It was commonplace in horse racing's heyday for followers of the beloved sport to huddle around massive radios from time to time and listen to the call of some of the clashes from nearby tracks
. Fast forward many decades and the radios may have gotten infinitely smaller, but live horse racing is hitting the airways once again.
Dresden Raceway's veteran announcer, Gary Patterson, who is also the general manager, news director and sales manager of 99.1 CKXS FM, recently told Trot Insider that he used to get many calls from passionate owners who wanted to hear his race calls at the half-mile raceway.
"Owners which had horses in some of the races would call me up," he explained. "They would want to hear my call and know how they did. Now I just tell them to tune in to 99.1 FM. It works even if they are out of our range because we stream live through our website."
Patterson explained that last year he started getting his race calls from Dresden's live Sunday programs --- and Holiday Monday card --- to be simulcast live across the airwaves via 99.1. The same schedule will be utilized for the track's 2011 meet.
"I call them live on the radio, right when regular programming is on," Patterson told Trot Insider. "I'll call into the station from the booth and let them know that the race is coming up. The deejay will then time the next song so it ends before my race call starts.
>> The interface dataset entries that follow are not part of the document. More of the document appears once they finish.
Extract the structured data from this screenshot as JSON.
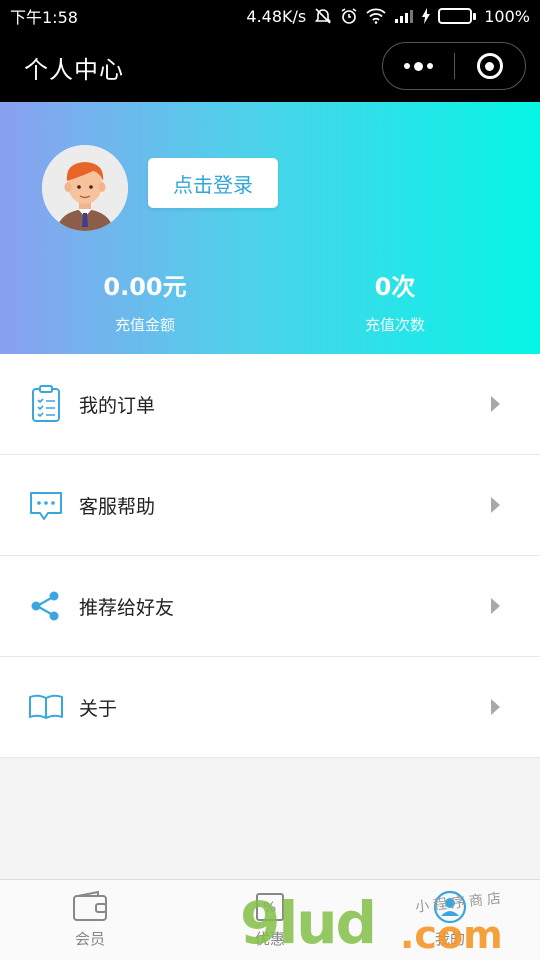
{
  "status_bar": {
    "time": "下午1:58",
    "network_speed": "4.48K/s",
    "battery": "100%"
  },
  "navbar": {
    "title": "个人中心"
  },
  "profile": {
    "login_button": "点击登录",
    "stats": [
      {
        "value": "0.00元",
        "label": "充值金额"
      },
      {
        "value": "0次",
        "label": "充值次数"
      }
    ]
  },
  "menu": [
    {
      "label": "我的订单",
      "icon": "clipboard-icon"
    },
    {
      "label": "客服帮助",
      "icon": "chat-bubble-icon"
    },
    {
      "label": "推荐给好友",
      "icon": "share-icon"
    },
    {
      "label": "关于",
      "icon": "book-icon"
    }
  ],
  "tabbar": [
    {
      "label": "会员",
      "icon": "wallet-icon"
    },
    {
      "label": "优惠",
      "icon": "coupon-icon"
    },
    {
      "label": "我的",
      "icon": "user-icon"
    }
  ],
  "watermark": {
    "main": "9lud",
    "suffix": ".com",
    "sub": "小程序商店"
  },
  "colors": {
    "gradient_start": "#8aa0f0",
    "gradient_end": "#06f5e6",
    "icon_accent": "#3aa6e0",
    "login_text": "#2fa8d8"
  }
}
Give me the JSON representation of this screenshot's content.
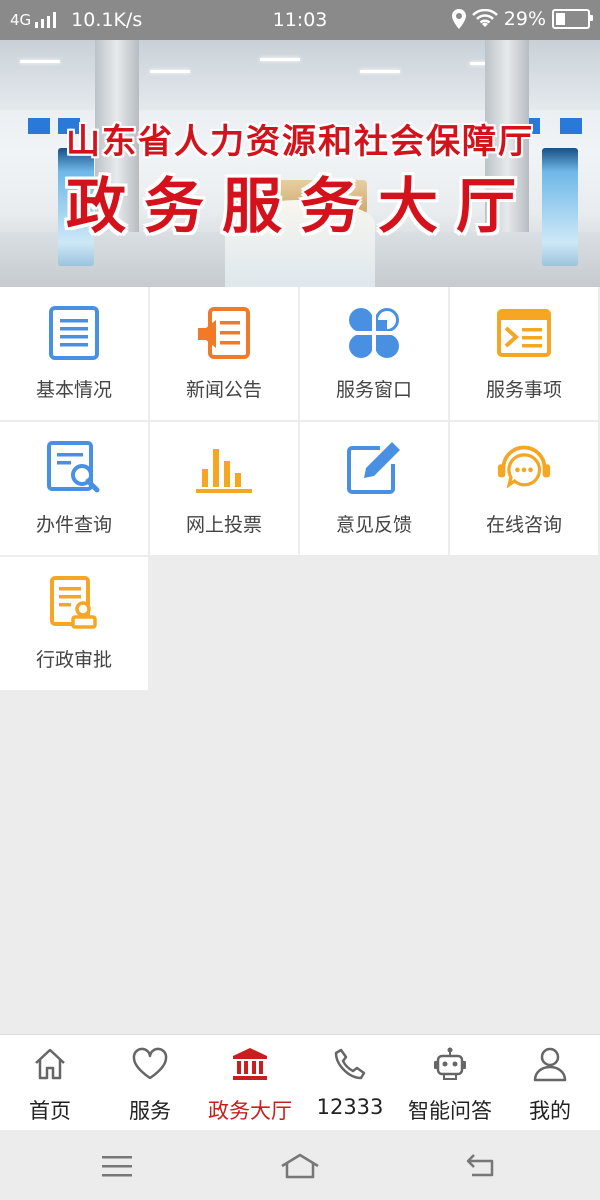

They get the race call and then the station will cut away, but come back when the prices are up and I give the complete rundown and payouts."
99.1 CKXS FM is based out of Wallaceburg, Ont. and beams to Sarnia, Rodney and all of Chatham/Kent.
Dresden simulcasted the opening card of its 2011 meet on 99.1 on Sunday, May 15. "We (the radio station) do junior hockey, so I just thought one day, 'why not harness racing?'" Patterson said that he hasn't heard of anyone else in North America doing what Dresden and 99.1 are currently doing.
"A lot of people love it. Hopefully it is something that will get new people out to the track and wager on a couple of races. They can stay at the track and take in the day, or they have the option of going home and listening on the radio to see whether they won their wagers."